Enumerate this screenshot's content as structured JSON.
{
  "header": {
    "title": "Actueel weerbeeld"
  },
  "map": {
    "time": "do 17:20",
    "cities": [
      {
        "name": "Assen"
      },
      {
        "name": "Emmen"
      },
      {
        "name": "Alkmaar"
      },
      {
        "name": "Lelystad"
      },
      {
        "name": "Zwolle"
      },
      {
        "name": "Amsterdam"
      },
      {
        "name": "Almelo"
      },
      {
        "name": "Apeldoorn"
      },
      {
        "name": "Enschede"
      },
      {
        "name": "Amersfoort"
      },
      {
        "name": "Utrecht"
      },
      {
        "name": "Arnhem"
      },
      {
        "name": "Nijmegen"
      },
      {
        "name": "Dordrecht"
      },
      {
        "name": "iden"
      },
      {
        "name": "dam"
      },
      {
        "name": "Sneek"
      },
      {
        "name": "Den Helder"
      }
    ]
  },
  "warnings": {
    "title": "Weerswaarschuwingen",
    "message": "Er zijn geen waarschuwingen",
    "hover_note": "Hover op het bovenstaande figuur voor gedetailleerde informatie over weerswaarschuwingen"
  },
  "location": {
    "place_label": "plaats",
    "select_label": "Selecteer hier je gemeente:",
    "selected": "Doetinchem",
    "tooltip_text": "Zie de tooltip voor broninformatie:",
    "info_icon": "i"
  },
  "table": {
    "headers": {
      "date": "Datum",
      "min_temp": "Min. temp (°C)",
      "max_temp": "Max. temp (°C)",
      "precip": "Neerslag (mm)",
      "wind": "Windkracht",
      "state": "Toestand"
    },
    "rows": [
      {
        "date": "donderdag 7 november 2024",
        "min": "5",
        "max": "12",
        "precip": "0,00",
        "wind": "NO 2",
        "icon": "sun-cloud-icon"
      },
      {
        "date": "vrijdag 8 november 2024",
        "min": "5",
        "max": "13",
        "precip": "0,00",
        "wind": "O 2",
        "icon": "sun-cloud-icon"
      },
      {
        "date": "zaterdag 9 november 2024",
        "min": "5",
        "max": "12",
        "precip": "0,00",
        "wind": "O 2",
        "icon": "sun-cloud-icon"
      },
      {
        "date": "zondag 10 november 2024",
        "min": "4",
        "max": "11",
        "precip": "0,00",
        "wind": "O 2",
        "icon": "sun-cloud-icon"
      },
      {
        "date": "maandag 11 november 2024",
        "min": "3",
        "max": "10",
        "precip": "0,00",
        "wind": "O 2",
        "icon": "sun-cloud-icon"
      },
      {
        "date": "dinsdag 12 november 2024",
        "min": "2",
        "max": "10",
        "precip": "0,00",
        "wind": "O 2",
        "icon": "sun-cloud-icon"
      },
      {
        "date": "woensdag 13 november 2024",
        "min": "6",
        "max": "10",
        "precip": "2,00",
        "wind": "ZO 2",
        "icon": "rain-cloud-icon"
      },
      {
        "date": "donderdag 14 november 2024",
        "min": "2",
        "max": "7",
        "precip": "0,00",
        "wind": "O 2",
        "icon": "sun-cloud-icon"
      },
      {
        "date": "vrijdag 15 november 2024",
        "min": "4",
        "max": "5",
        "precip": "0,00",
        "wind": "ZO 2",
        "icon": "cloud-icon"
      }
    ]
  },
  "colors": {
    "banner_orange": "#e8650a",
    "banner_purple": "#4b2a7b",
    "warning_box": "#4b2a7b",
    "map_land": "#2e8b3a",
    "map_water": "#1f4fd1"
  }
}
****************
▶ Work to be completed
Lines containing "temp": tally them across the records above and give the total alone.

▶ Answer box
2